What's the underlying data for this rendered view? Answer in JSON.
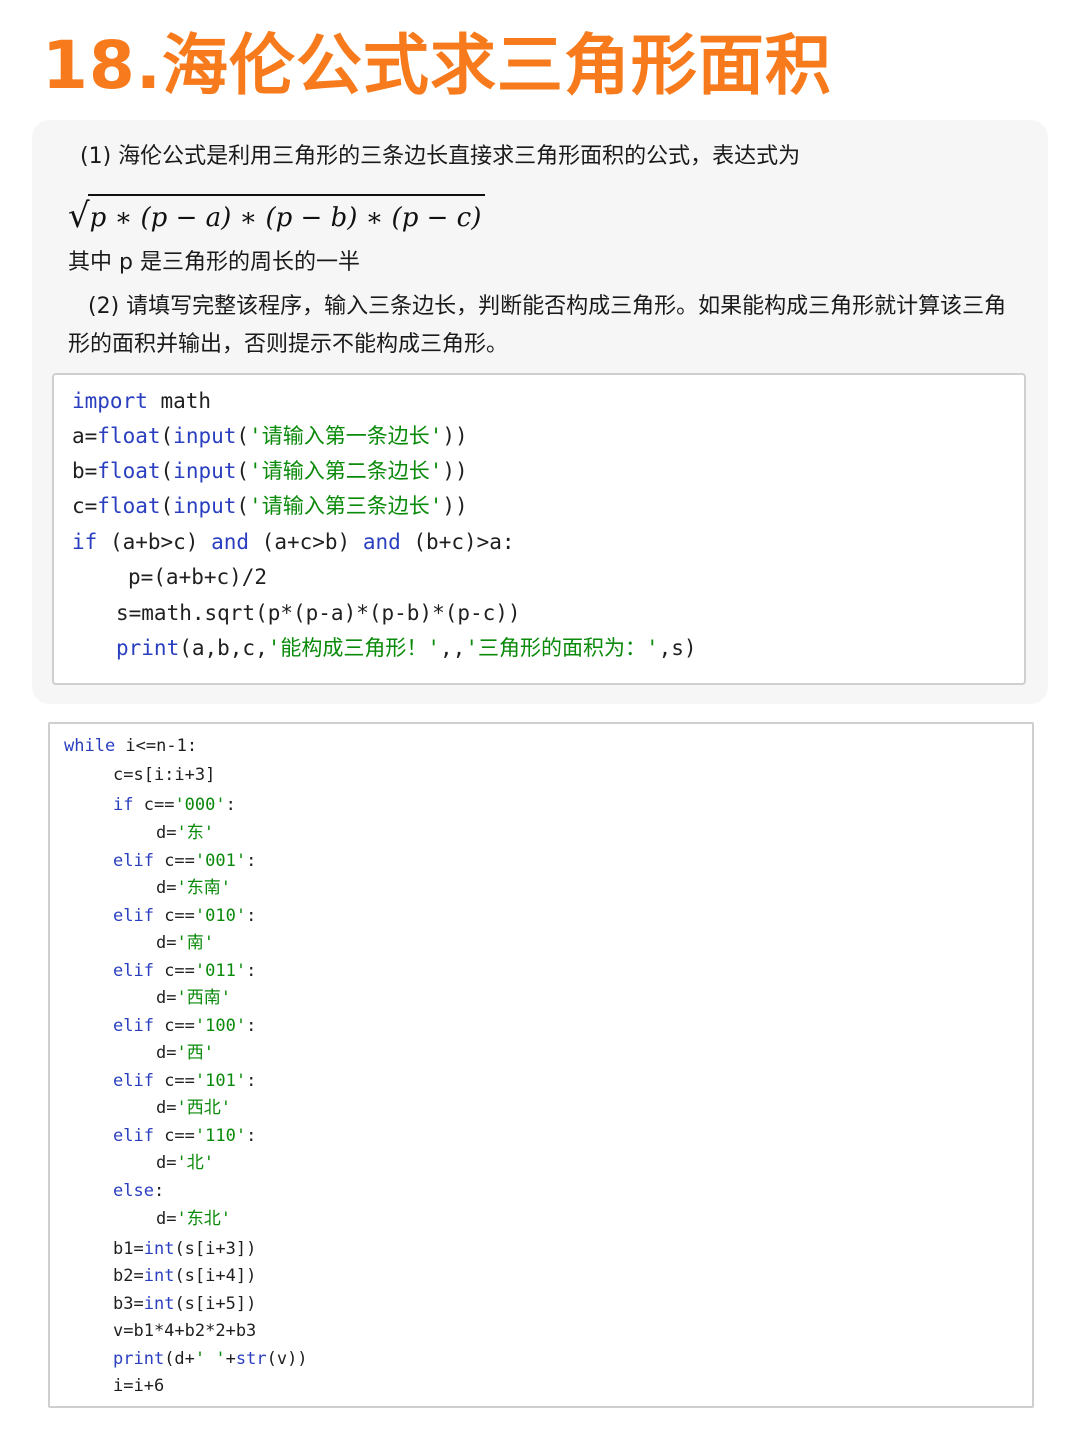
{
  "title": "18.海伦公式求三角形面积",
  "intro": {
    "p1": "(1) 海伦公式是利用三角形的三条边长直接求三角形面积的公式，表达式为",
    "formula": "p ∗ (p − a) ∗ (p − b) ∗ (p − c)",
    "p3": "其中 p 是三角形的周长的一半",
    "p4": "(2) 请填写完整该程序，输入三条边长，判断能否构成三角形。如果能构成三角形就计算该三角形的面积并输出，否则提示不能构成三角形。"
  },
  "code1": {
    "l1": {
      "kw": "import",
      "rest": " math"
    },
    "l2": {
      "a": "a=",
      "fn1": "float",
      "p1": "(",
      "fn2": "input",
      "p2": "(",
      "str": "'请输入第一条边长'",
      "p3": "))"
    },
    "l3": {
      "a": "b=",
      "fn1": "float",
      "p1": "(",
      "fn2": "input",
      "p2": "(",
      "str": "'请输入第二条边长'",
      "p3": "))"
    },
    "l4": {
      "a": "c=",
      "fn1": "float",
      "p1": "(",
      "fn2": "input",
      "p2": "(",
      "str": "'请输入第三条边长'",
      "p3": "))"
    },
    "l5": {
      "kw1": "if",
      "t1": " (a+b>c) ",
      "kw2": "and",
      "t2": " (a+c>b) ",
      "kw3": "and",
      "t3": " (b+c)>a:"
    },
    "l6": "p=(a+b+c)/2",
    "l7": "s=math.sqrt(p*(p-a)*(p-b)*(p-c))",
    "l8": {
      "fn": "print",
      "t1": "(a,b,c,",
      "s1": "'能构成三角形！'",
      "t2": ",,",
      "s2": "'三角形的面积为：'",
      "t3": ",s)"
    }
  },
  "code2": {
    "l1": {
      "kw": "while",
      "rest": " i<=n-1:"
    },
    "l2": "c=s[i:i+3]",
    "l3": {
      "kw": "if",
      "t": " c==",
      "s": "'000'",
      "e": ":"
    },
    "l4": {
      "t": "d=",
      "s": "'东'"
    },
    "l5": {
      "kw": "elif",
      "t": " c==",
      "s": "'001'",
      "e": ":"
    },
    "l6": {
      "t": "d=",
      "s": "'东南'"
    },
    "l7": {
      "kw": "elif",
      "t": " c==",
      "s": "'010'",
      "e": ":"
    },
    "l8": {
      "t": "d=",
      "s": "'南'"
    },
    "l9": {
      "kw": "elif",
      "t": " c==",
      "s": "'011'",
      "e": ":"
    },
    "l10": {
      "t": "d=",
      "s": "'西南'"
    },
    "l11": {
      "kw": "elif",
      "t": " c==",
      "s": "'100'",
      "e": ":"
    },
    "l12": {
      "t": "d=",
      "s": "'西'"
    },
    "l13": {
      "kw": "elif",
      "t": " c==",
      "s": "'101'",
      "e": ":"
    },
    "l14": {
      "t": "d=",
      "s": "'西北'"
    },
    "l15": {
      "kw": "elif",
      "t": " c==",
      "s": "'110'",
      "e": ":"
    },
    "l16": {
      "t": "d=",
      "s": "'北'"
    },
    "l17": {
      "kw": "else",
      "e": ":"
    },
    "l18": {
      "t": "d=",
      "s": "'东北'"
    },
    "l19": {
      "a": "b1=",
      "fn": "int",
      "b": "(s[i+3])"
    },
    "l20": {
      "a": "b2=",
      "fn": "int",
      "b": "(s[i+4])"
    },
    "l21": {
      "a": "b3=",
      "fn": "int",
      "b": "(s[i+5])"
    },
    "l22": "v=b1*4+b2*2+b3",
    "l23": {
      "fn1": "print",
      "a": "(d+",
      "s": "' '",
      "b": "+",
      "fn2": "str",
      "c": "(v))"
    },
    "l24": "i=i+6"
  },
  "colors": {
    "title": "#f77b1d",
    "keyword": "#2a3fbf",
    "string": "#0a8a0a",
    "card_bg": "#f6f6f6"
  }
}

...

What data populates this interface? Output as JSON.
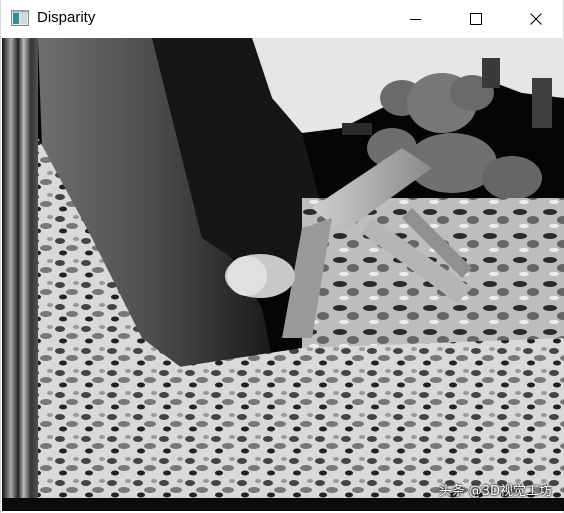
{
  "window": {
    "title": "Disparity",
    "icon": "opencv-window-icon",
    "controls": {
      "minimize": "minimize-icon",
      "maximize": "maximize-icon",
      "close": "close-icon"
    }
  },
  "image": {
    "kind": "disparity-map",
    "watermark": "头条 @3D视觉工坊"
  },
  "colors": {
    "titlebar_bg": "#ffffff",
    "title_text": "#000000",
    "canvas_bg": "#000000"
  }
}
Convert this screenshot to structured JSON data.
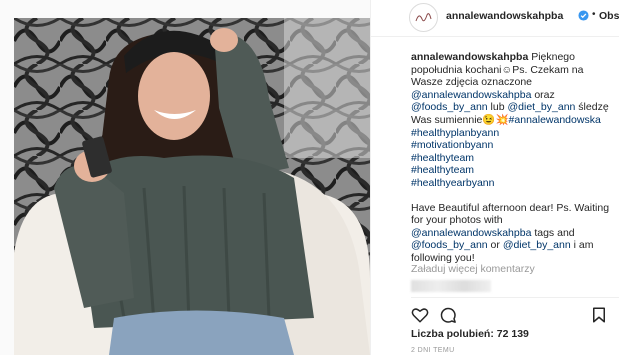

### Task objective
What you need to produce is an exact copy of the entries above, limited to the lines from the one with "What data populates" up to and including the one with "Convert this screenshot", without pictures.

### Solved exercise
What data populates this interface? Output as JSON.
{
  "window": {
    "title": "Disparity",
    "icon": "opencv-window-icon",
    "controls": {
      "minimize": "minimize-icon",
      "maximize": "maximize-icon",
      "close": "close-icon"
    }
  },
  "image": {
    "kind": "disparity-map",
    "watermark": "头条 @3D视觉工坊"
  },
  "colors": {
    "titlebar_bg": "#ffffff",
    "title_text": "#000000",
    "canvas_bg": "#000000"
  }
}
Convert this screenshot to structured JSON data.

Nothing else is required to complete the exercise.